→ Assigned task: Every line below is to be set down again exactly; any image stays out.

══ The input ══

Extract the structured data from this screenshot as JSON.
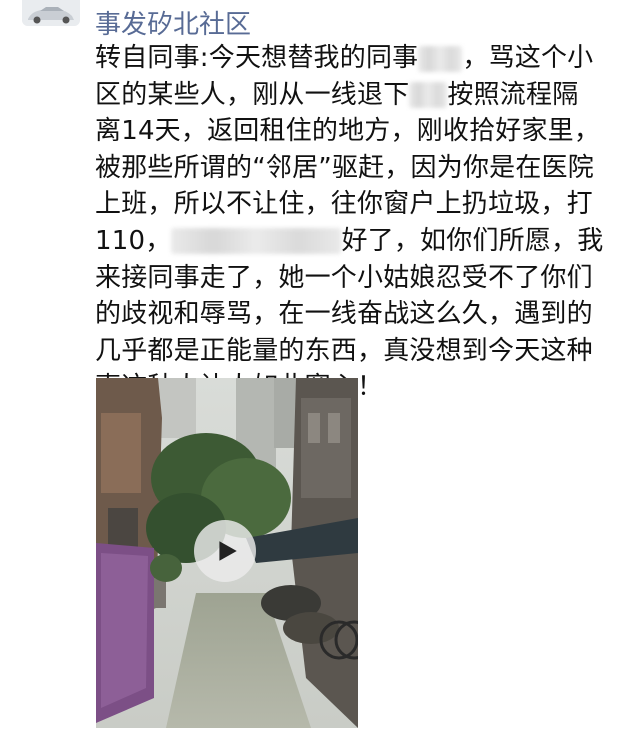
{
  "user": {
    "name": "事发矽北社区",
    "avatar_icon": "car-avatar-icon"
  },
  "post": {
    "lines": [
      [
        "转自同事:今天想替我的同事",
        "，骂这个小"
      ],
      [
        "区的某些人，刚从一线退下",
        "按照流程隔"
      ],
      [
        "离14天，返回租住的地方，刚收拾好家里，"
      ],
      [
        "被那些所谓的“邻居”驱赶，因为你是在医院"
      ],
      [
        "上班，所以不让住，往你窗户上扔垃圾，打"
      ],
      [
        "110，",
        "好了，如你们所愿，我"
      ],
      [
        "来接同事走了，她一个小姑娘忍受不了你们"
      ],
      [
        "的歧视和辱骂，在一线奋战这么久，遇到的"
      ],
      [
        "几乎都是正能量的东西，真没想到今天这种"
      ],
      [
        "事这种人让人如此寒心！"
      ]
    ]
  },
  "video": {
    "play_icon": "play-icon",
    "description_icon": "video-thumbnail-alley"
  },
  "colors": {
    "username": "#586b95",
    "text": "#111111",
    "background": "#ffffff"
  }
}
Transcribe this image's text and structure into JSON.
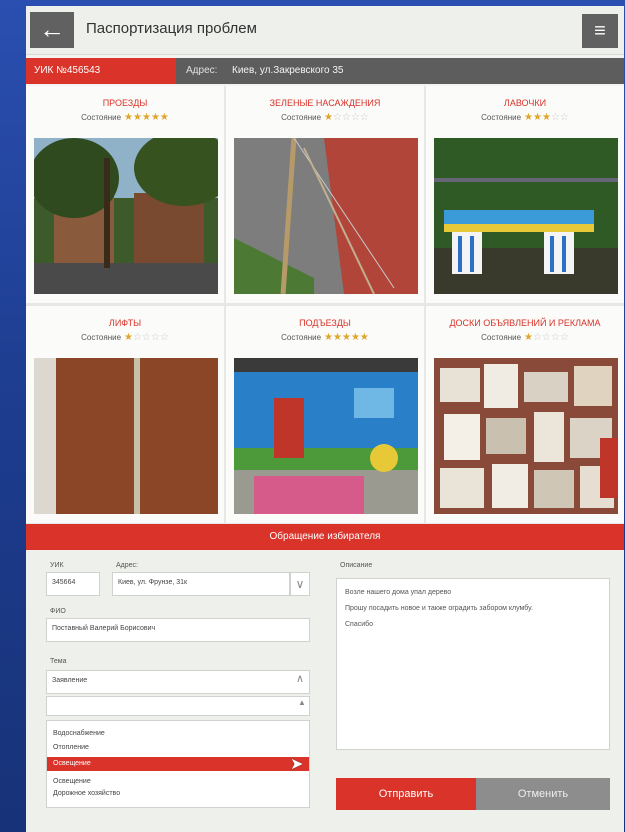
{
  "header": {
    "back_icon": "arrow-left-icon",
    "back_glyph": "←",
    "title": "Паспортизация проблем",
    "menu_icon": "hamburger-icon",
    "menu_glyph": "≡"
  },
  "info": {
    "uik": "УИК №456543",
    "address_label": "Адрес:",
    "address_value": "Киев, ул.Закревского 35"
  },
  "tiles": [
    {
      "title": "ПРОЕЗДЫ",
      "state_label": "Состояние",
      "rating": 5,
      "photo": "tree-lined driveway"
    },
    {
      "title": "ЗЕЛЕНЫЕ НАСАЖДЕНИЯ",
      "state_label": "Состояние",
      "rating": 1,
      "photo": "damaged tree support"
    },
    {
      "title": "ЛАВОЧКИ",
      "state_label": "Состояние",
      "rating": 3,
      "photo": "painted bench"
    },
    {
      "title": "ЛИФТЫ",
      "state_label": "Состояние",
      "rating": 1,
      "photo": "elevator doors"
    },
    {
      "title": "ПОДЪЕЗДЫ",
      "state_label": "Состояние",
      "rating": 5,
      "photo": "painted entrance"
    },
    {
      "title": "ДОСКИ ОБЪЯВЛЕНИЙ И РЕКЛАМА",
      "state_label": "Состояние",
      "rating": 1,
      "photo": "notice board with flyers"
    }
  ],
  "feedback": {
    "header": "Обращение избирателя",
    "uik_label": "УИК",
    "uik_value": "345664",
    "address_label": "Адрес:",
    "address_value": "Киев, ул. Фрунзе, 31к",
    "fio_label": "ФИО",
    "fio_value": "Поставный Валерий Борисович",
    "topic_label": "Тема",
    "topic_value": "Заявление",
    "topic_options": [
      "Водоснабжение",
      "Отопление",
      "Освещение",
      "Освещение",
      "Дорожное хозяйство"
    ],
    "selected_option_index": 2,
    "description_label": "Описание",
    "description_lines": [
      "Возле нашего дома упал дерево",
      "Прошу посадить новое и также оградить забором клумбу.",
      "Спасибо"
    ],
    "send_label": "Отправить",
    "cancel_label": "Отменить"
  },
  "colors": {
    "accent": "#d9332a",
    "dark": "#616161",
    "star": "#e0a52b"
  }
}
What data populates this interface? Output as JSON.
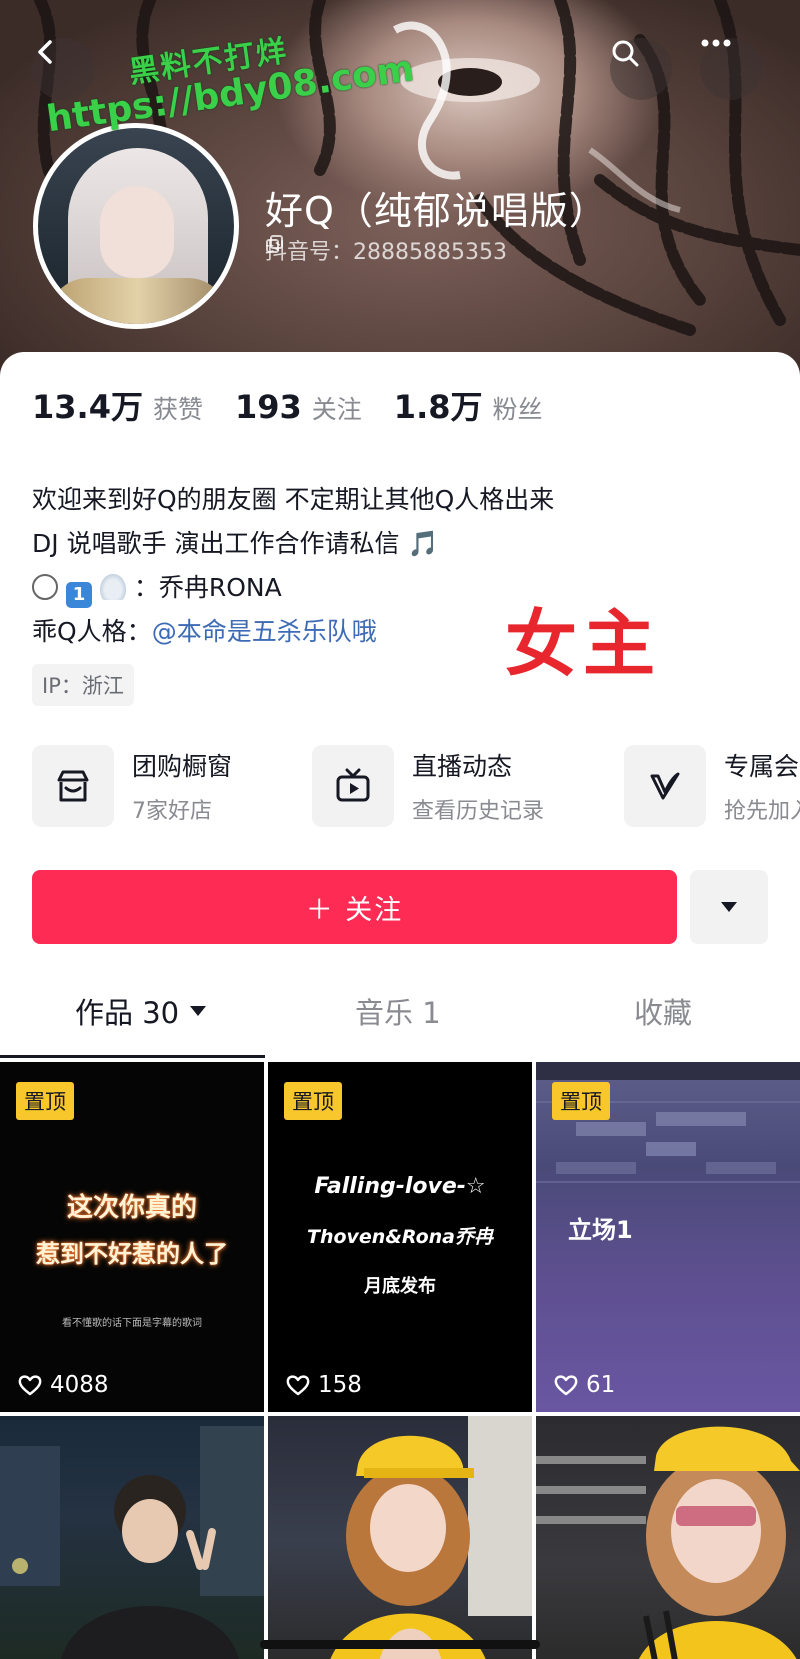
{
  "header": {
    "watermark_line1": "黑料不打烊",
    "watermark_line2": "https://bdy08.com",
    "nickname": "好Q（纯郁说唱版）",
    "douyin_id": "抖音号：28885885353"
  },
  "stats": [
    {
      "value": "13.4万",
      "label": "获赞"
    },
    {
      "value": "193",
      "label": "关注"
    },
    {
      "value": "1.8万",
      "label": "粉丝"
    }
  ],
  "bio": {
    "line1": "欢迎来到好Q的朋友圈 不定期让其他Q人格出来",
    "line2": " DJ 说唱歌手 演出工作合作请私信 🎵",
    "line3_text": "：乔冉RONA",
    "line4_prefix": "乖Q人格：",
    "line4_mention": "@本命是五杀乐队哦"
  },
  "overlay_tag": "女主",
  "ip": "IP：浙江",
  "shortcuts": [
    {
      "title": "团购橱窗",
      "subtitle": "7家好店",
      "icon": "store-icon"
    },
    {
      "title": "直播动态",
      "subtitle": "查看历史记录",
      "icon": "tv-icon"
    },
    {
      "title": "专属会",
      "subtitle": "抢先加入",
      "icon": "vip-v-icon"
    }
  ],
  "follow_label": "＋ 关注",
  "tabs": [
    {
      "label": "作品 30"
    },
    {
      "label": "音乐 1"
    },
    {
      "label": "收藏"
    }
  ],
  "grid": [
    {
      "pinned": "置顶",
      "likes": "4088",
      "caption1": "这次你真的",
      "caption2": "惹到不好惹的人了",
      "caption3": "看不懂歌的话下面是字幕的歌词"
    },
    {
      "pinned": "置顶",
      "likes": "158",
      "caption1": "Falling-love-☆",
      "caption2": "Thoven&Rona乔冉",
      "caption3": "月底发布"
    },
    {
      "pinned": "置顶",
      "likes": "61",
      "caption1": "立场1"
    },
    {},
    {},
    {}
  ],
  "colors": {
    "accent_red": "#fe2c55",
    "mention_blue": "#3d6bb6",
    "pin_yellow": "#f7c72b",
    "overlay_red": "#e8262e",
    "watermark_green": "#3ad04a"
  }
}
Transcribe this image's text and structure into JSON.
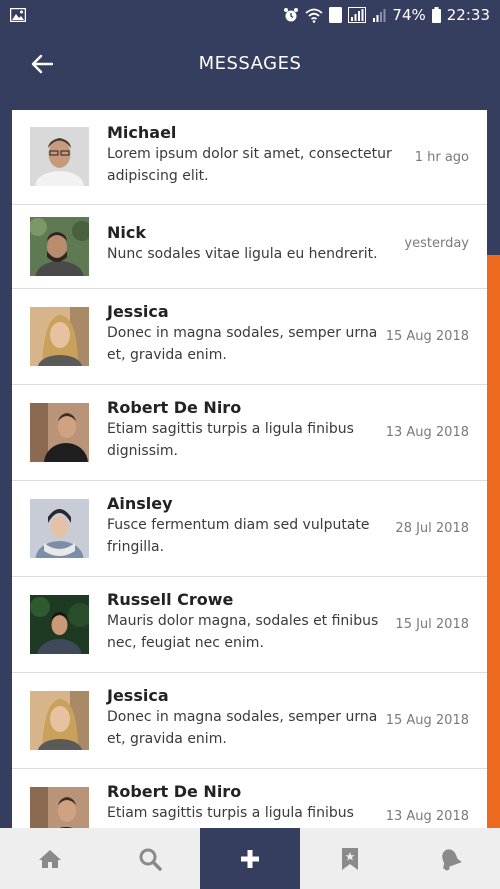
{
  "status_bar": {
    "battery_percent": "74%",
    "time": "22:33",
    "sim_label": "1"
  },
  "header": {
    "title": "MESSAGES"
  },
  "messages": [
    {
      "name": "Michael",
      "preview": "Lorem ipsum dolor sit amet, consectetur adipiscing elit.",
      "time": "1 hr ago"
    },
    {
      "name": "Nick",
      "preview": "Nunc sodales vitae ligula eu hendrerit.",
      "time": "yesterday"
    },
    {
      "name": "Jessica",
      "preview": "Donec in magna sodales, semper urna et, gravida enim.",
      "time": "15 Aug 2018"
    },
    {
      "name": "Robert De Niro",
      "preview": "Etiam sagittis turpis a ligula finibus dignissim.",
      "time": "13 Aug 2018"
    },
    {
      "name": "Ainsley",
      "preview": "Fusce fermentum diam sed vulputate fringilla.",
      "time": "28 Jul 2018"
    },
    {
      "name": "Russell Crowe",
      "preview": "Mauris dolor magna, sodales et finibus nec, feugiat nec enim.",
      "time": "15 Jul 2018"
    },
    {
      "name": "Jessica",
      "preview": "Donec in magna sodales, semper urna et, gravida enim.",
      "time": "15 Aug 2018"
    },
    {
      "name": "Robert De Niro",
      "preview": "Etiam sagittis turpis a ligula finibus",
      "time": "13 Aug 2018"
    }
  ],
  "bottom_nav": {
    "items": [
      {
        "icon": "home-icon"
      },
      {
        "icon": "search-icon"
      },
      {
        "icon": "plus-icon",
        "active": true
      },
      {
        "icon": "bookmark-icon"
      },
      {
        "icon": "bell-icon"
      }
    ]
  },
  "colors": {
    "header_bg": "#353e5e",
    "accent": "#ee6a1f",
    "nav_bg": "#eeeeee"
  }
}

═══

→ Written answer:
Extract the structured data from this screenshot as JSON.
{
  "user": {
    "name": "事发矽北社区",
    "avatar_icon": "car-avatar-icon"
  },
  "post": {
    "lines": [
      [
        "转自同事:今天想替我的同事",
        "，骂这个小"
      ],
      [
        "区的某些人，刚从一线退下",
        "按照流程隔"
      ],
      [
        "离14天，返回租住的地方，刚收拾好家里，"
      ],
      [
        "被那些所谓的“邻居”驱赶，因为你是在医院"
      ],
      [
        "上班，所以不让住，往你窗户上扔垃圾，打"
      ],
      [
        "110，",
        "好了，如你们所愿，我"
      ],
      [
        "来接同事走了，她一个小姑娘忍受不了你们"
      ],
      [
        "的歧视和辱骂，在一线奋战这么久，遇到的"
      ],
      [
        "几乎都是正能量的东西，真没想到今天这种"
      ],
      [
        "事这种人让人如此寒心！"
      ]
    ]
  },
  "video": {
    "play_icon": "play-icon",
    "description_icon": "video-thumbnail-alley"
  },
  "colors": {
    "username": "#586b95",
    "text": "#111111",
    "background": "#ffffff"
  }
}
Transcribe this image's text and structure into JSON.
{
  "header": {
    "back_icon": "arrow-left-icon",
    "back_glyph": "←",
    "title": "Паспортизация проблем",
    "menu_icon": "hamburger-icon",
    "menu_glyph": "≡"
  },
  "info": {
    "uik": "УИК №456543",
    "address_label": "Адрес:",
    "address_value": "Киев, ул.Закревского 35"
  },
  "tiles": [
    {
      "title": "ПРОЕЗДЫ",
      "state_label": "Состояние",
      "rating": 5,
      "photo": "tree-lined driveway"
    },
    {
      "title": "ЗЕЛЕНЫЕ НАСАЖДЕНИЯ",
      "state_label": "Состояние",
      "rating": 1,
      "photo": "damaged tree support"
    },
    {
      "title": "ЛАВОЧКИ",
      "state_label": "Состояние",
      "rating": 3,
      "photo": "painted bench"
    },
    {
      "title": "ЛИФТЫ",
      "state_label": "Состояние",
      "rating": 1,
      "photo": "elevator doors"
    },
    {
      "title": "ПОДЪЕЗДЫ",
      "state_label": "Состояние",
      "rating": 5,
      "photo": "painted entrance"
    },
    {
      "title": "ДОСКИ ОБЪЯВЛЕНИЙ И РЕКЛАМА",
      "state_label": "Состояние",
      "rating": 1,
      "photo": "notice board with flyers"
    }
  ],
  "feedback": {
    "header": "Обращение избирателя",
    "uik_label": "УИК",
    "uik_value": "345664",
    "address_label": "Адрес:",
    "address_value": "Киев, ул. Фрунзе, 31к",
    "fio_label": "ФИО",
    "fio_value": "Поставный Валерий Борисович",
    "topic_label": "Тема",
    "topic_value": "Заявление",
    "topic_options": [
      "Водоснабжение",
      "Отопление",
      "Освещение",
      "Освещение",
      "Дорожное хозяйство"
    ],
    "selected_option_index": 2,
    "description_label": "Описание",
    "description_lines": [
      "Возле нашего дома упал дерево",
      "Прошу посадить новое и также оградить забором клумбу.",
      "Спасибо"
    ],
    "send_label": "Отправить",
    "cancel_label": "Отменить"
  },
  "colors": {
    "accent": "#d9332a",
    "dark": "#616161",
    "star": "#e0a52b"
  }
}
What data populates this interface? Output as JSON.
{
  "header": {
    "watermark_line1": "黑料不打烊",
    "watermark_line2": "https://bdy08.com",
    "nickname": "好Q（纯郁说唱版）",
    "douyin_id": "抖音号：28885885353"
  },
  "stats": [
    {
      "value": "13.4万",
      "label": "获赞"
    },
    {
      "value": "193",
      "label": "关注"
    },
    {
      "value": "1.8万",
      "label": "粉丝"
    }
  ],
  "bio": {
    "line1": "欢迎来到好Q的朋友圈 不定期让其他Q人格出来",
    "line2": " DJ 说唱歌手 演出工作合作请私信 🎵",
    "line3_text": "：乔冉RONA",
    "line4_prefix": "乖Q人格：",
    "line4_mention": "@本命是五杀乐队哦"
  },
  "overlay_tag": "女主",
  "ip": "IP：浙江",
  "shortcuts": [
    {
      "title": "团购橱窗",
      "subtitle": "7家好店",
      "icon": "store-icon"
    },
    {
      "title": "直播动态",
      "subtitle": "查看历史记录",
      "icon": "tv-icon"
    },
    {
      "title": "专属会",
      "subtitle": "抢先加入",
      "icon": "vip-v-icon"
    }
  ],
  "follow_label": "＋ 关注",
  "tabs": [
    {
      "label": "作品 30"
    },
    {
      "label": "音乐 1"
    },
    {
      "label": "收藏"
    }
  ],
  "grid": [
    {
      "pinned": "置顶",
      "likes": "4088",
      "caption1": "这次你真的",
      "caption2": "惹到不好惹的人了",
      "caption3": "看不懂歌的话下面是字幕的歌词"
    },
    {
      "pinned": "置顶",
      "likes": "158",
      "caption1": "Falling-love-☆",
      "caption2": "Thoven&Rona乔冉",
      "caption3": "月底发布"
    },
    {
      "pinned": "置顶",
      "likes": "61",
      "caption1": "立场1"
    },
    {},
    {},
    {}
  ],
  "colors": {
    "accent_red": "#fe2c55",
    "mention_blue": "#3d6bb6",
    "pin_yellow": "#f7c72b",
    "overlay_red": "#e8262e",
    "watermark_green": "#3ad04a"
  }
}
Transcribe this image's text and structure into JSON.
{
  "status_bar": {
    "battery_percent": "74%",
    "time": "22:33",
    "sim_label": "1"
  },
  "header": {
    "title": "MESSAGES"
  },
  "messages": [
    {
      "name": "Michael",
      "preview": "Lorem ipsum dolor sit amet, consectetur adipiscing elit.",
      "time": "1 hr ago"
    },
    {
      "name": "Nick",
      "preview": "Nunc sodales vitae ligula eu hendrerit.",
      "time": "yesterday"
    },
    {
      "name": "Jessica",
      "preview": "Donec in magna sodales, semper urna et, gravida enim.",
      "time": "15 Aug 2018"
    },
    {
      "name": "Robert De Niro",
      "preview": "Etiam sagittis turpis a ligula finibus dignissim.",
      "time": "13 Aug 2018"
    },
    {
      "name": "Ainsley",
      "preview": "Fusce fermentum diam sed vulputate fringilla.",
      "time": "28 Jul 2018"
    },
    {
      "name": "Russell Crowe",
      "preview": "Mauris dolor magna, sodales et finibus nec, feugiat nec enim.",
      "time": "15 Jul 2018"
    },
    {
      "name": "Jessica",
      "preview": "Donec in magna sodales, semper urna et, gravida enim.",
      "time": "15 Aug 2018"
    },
    {
      "name": "Robert De Niro",
      "preview": "Etiam sagittis turpis a ligula finibus",
      "time": "13 Aug 2018"
    }
  ],
  "bottom_nav": {
    "items": [
      {
        "icon": "home-icon"
      },
      {
        "icon": "search-icon"
      },
      {
        "icon": "plus-icon",
        "active": true
      },
      {
        "icon": "bookmark-icon"
      },
      {
        "icon": "bell-icon"
      }
    ]
  },
  "colors": {
    "header_bg": "#353e5e",
    "accent": "#ee6a1f",
    "nav_bg": "#eeeeee"
  }
}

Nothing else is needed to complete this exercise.